Kitchenware in the hearth and heart of the house
by Peggy Whiteneck
Old kitchenware, from pots and pans to small utensils such as mixing spoons, large draining spoons, jar openers, egg beaters, and so on, is not only an affordable option for collectors but is also usable and practical in modern kitchens. Many of these were better made than their modern equivalents, which is why the older versions have lasted in the preferences of today’s cooks.
Mom preferred the various small kitchen utensils she found on the secondary market. Many of these, such as large cooking spoons and egg beaters, had wooden handles, usually painted red or green. One of the most useful items she passed on to me was a jar opener that I often use today to remove stubbornly clinging jar lids. This item was also made with green handles as well as red. Items with the paint on handles in good condition are especially sought.
Mom had a special fondness for antique egg beaters, which appeared in antique shops in a surprising array of styles – and, yes, she still used many of them until she passed. She especially liked old graters and beaters that were screwed onto glass containers that could collect what was being chopped or ground.
My dad was also fond of working in the kitchen, years before cooking became popular among men. His favorite utensils were cast iron frying pans of various sizes from the very small to the very large. His favorite brand was Griswold, manufactured in Erie, PA, for almost a hundred years, from 1865 to 1957. Wagner is another brand of old iron skillets popular with collectors. Prices today on old cast iron pans can be in the low three figures.
Keeping cast iron pans in good shape is a surprising, if easy, challenge in a process we probably wouldn’t dare use with modern cookware. Dad always took preemptive charge of cleaning these pans after use because Mom was obsessed with using dishwater to clean them, which Dad said increased the chance for rust in the iron and also caused food to stick to the heated surface when the pan was next used. Dad simply dry-wiped the pans clean after use so that a film of oily patina remained on the surface. After my dad used these pans and retained their patina, food never stuck to them. If my mother had gotten to cleaning the pan first her way, he’d season it with oil before putting it away (we never got sick!).
Not everything made in the past for kitchen use was made in metal. Pottery was popular in everything from kitchen mixing bowls to cannister sets.
Some of the oldest of the mixing bowls were yellowware, sometimes accented with a wide, colored stripe near the rim. Other examples of pottery and ceramic kitchenware included cannister sets for ready access to basic ingredients such as flour, sugar, coffee, tea, or salt (Some cannister sets could also be found in metals such as tin, and these were often quite a bit more colorful than the ceramic versions).
TOP-OFF JAR & BOTTLE SCREW TOP OPENER
Because I was so taken with its imminently practical function, my mom gave me one of her old jar openers, whose handle can be used to vary the size of the lid- gripping portion beneath the handle.
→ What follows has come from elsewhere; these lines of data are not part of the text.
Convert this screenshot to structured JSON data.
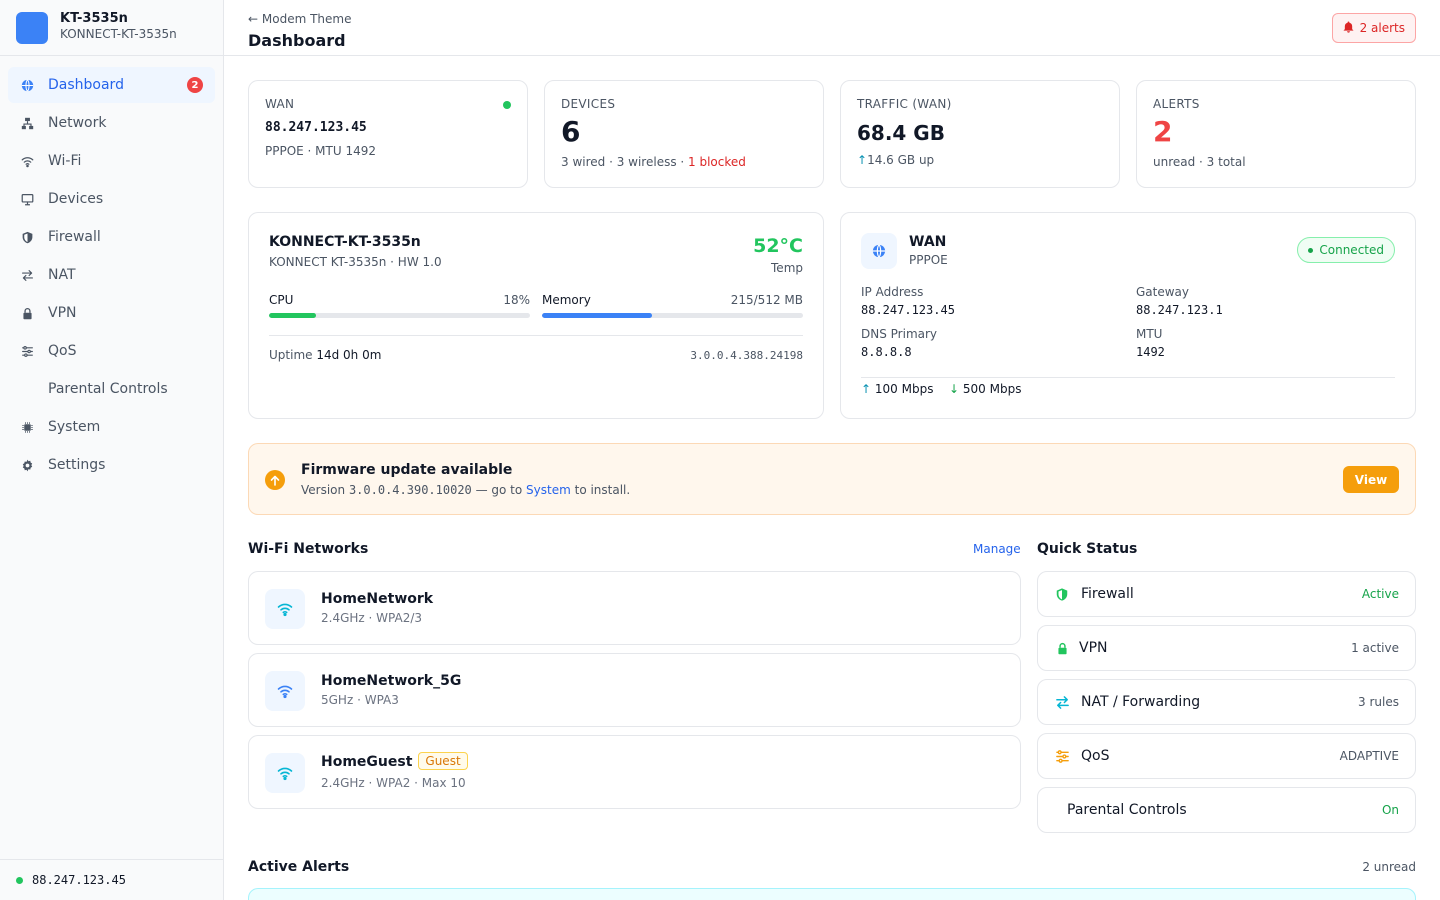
{
  "brand": {
    "name": "KT-3535n",
    "model": "KONNECT-KT-3535n"
  },
  "nav": {
    "items": [
      {
        "label": "Dashboard",
        "icon": "globe-icon",
        "badge": "2",
        "active": true
      },
      {
        "label": "Network",
        "icon": "network-icon"
      },
      {
        "label": "Wi-Fi",
        "icon": "wifi-icon"
      },
      {
        "label": "Devices",
        "icon": "monitor-icon"
      },
      {
        "label": "Firewall",
        "icon": "shield-icon"
      },
      {
        "label": "NAT",
        "icon": "arrows-icon"
      },
      {
        "label": "VPN",
        "icon": "lock-icon"
      },
      {
        "label": "QoS",
        "icon": "sliders-icon"
      },
      {
        "label": "Parental Controls",
        "icon": ""
      },
      {
        "label": "System",
        "icon": "chip-icon"
      },
      {
        "label": "Settings",
        "icon": "gear-icon"
      }
    ]
  },
  "footer": {
    "ip": "88.247.123.45"
  },
  "header": {
    "breadcrumb": "Modem Theme",
    "title": "Dashboard",
    "alerts_label": "2 alerts"
  },
  "stats": {
    "wan": {
      "label": "WAN",
      "ip": "88.247.123.45",
      "sub": "PPPOE · MTU 1492"
    },
    "devices": {
      "label": "DEVICES",
      "value": "6",
      "sub": "3 wired · 3 wireless · ",
      "blocked": "1 blocked"
    },
    "traffic": {
      "label": "TRAFFIC (WAN)",
      "value": "68.4 GB",
      "sub": "14.6 GB up"
    },
    "alerts": {
      "label": "ALERTS",
      "value": "2",
      "sub": "unread · 3 total"
    }
  },
  "router": {
    "name": "KONNECT-KT-3535n",
    "sub": "KONNECT KT-3535n · HW 1.0",
    "temp": "52°C",
    "temp_label": "Temp",
    "cpu_label": "CPU",
    "cpu_value": "18%",
    "cpu_pct": 18,
    "mem_label": "Memory",
    "mem_value": "215/512 MB",
    "mem_pct": 42,
    "uptime_label": "Uptime",
    "uptime": "14d 0h 0m",
    "firmware": "3.0.0.4.388.24198"
  },
  "wan_card": {
    "title": "WAN",
    "proto": "PPPOE",
    "status": "Connected",
    "ip_label": "IP Address",
    "ip": "88.247.123.45",
    "gw_label": "Gateway",
    "gw": "88.247.123.1",
    "dns_label": "DNS Primary",
    "dns": "8.8.8.8",
    "mtu_label": "MTU",
    "mtu": "1492",
    "up": "100 Mbps",
    "down": "500 Mbps"
  },
  "firmware": {
    "title": "Firmware update available",
    "prefix": "Version ",
    "version": "3.0.0.4.390.10020",
    "middle": " — go to ",
    "link": "System",
    "suffix": " to install.",
    "button": "View"
  },
  "wifi": {
    "title": "Wi-Fi Networks",
    "manage": "Manage",
    "networks": [
      {
        "name": "HomeNetwork",
        "meta": "2.4GHz  ·  WPA2/3",
        "color": "#06b6d4"
      },
      {
        "name": "HomeNetwork_5G",
        "meta": "5GHz  ·  WPA3",
        "color": "#3b82f6"
      },
      {
        "name": "HomeGuest",
        "tag": "Guest",
        "meta": "2.4GHz  ·  WPA2  ·  Max 10",
        "color": "#06b6d4"
      }
    ]
  },
  "quick": {
    "title": "Quick Status",
    "items": [
      {
        "label": "Firewall",
        "value": "Active",
        "icon": "shield-icon",
        "value_color": "#16a34a"
      },
      {
        "label": "VPN",
        "value": "1 active",
        "icon": "lock-icon",
        "value_color": "#4b5563"
      },
      {
        "label": "NAT / Forwarding",
        "value": "3 rules",
        "icon": "arrows-icon",
        "value_color": "#4b5563"
      },
      {
        "label": "QoS",
        "value": "ADAPTIVE",
        "icon": "sliders-icon",
        "value_color": "#4b5563"
      },
      {
        "label": "Parental Controls",
        "value": "On",
        "icon": "",
        "value_color": "#16a34a"
      }
    ]
  },
  "alerts_section": {
    "title": "Active Alerts",
    "count": "2 unread"
  },
  "colors": {
    "accent": "#3b82f6",
    "success": "#22c55e",
    "danger": "#ef4444",
    "warning": "#f59e0b",
    "cyan": "#06b6d4"
  }
}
The top of the metal portion is engraved with the following: TOP-OFF JAR & BOTTLE SCREW TOP OPENER, EDLUND CO., BURLINGTON, VT. PAT. NO.1894556. These were popular in homes of the 1930s and ‘40s. The Edlund Co. is still in business today in Burlington, VT, making restaurant can openers and kitchen equipment. They can be found on the secondary market in variable condition, from beat-up to nearly mint, for $20 or less. Most old kitchenware is similarly affordable. Image courtesy of the author
Ceramic cookie jars are another favorite among collectors, some of whom have several jars in their collection despite the room they can take up. Cookie jars were usually figural, i.e., in the form of people (heads and full bodies), animals, or buildings. Among the most desirable were those made by companies such as McCoy and Shawnee.
Some later cookie jars that might be described as “vintage” were made as advertising pieces with names on them, such as Crackerjack and Pillsbury. Pillsbury made an entire set of Doughboy ceramic cannisters, spoon holders, and other items. The oldest of these date from the 1980s and are marked as such on the bottom; these are the most desirable from a collecting standpoint but were made as well in one or two later series. These later items tend to differ slightly in form from the 1980s set.
Peggy Whiteneck is a writer, collector, and dealer living in East Randolph, VT. If you would like to suggest a subject that she can address in her column, email her at firstname.lastname@example.org.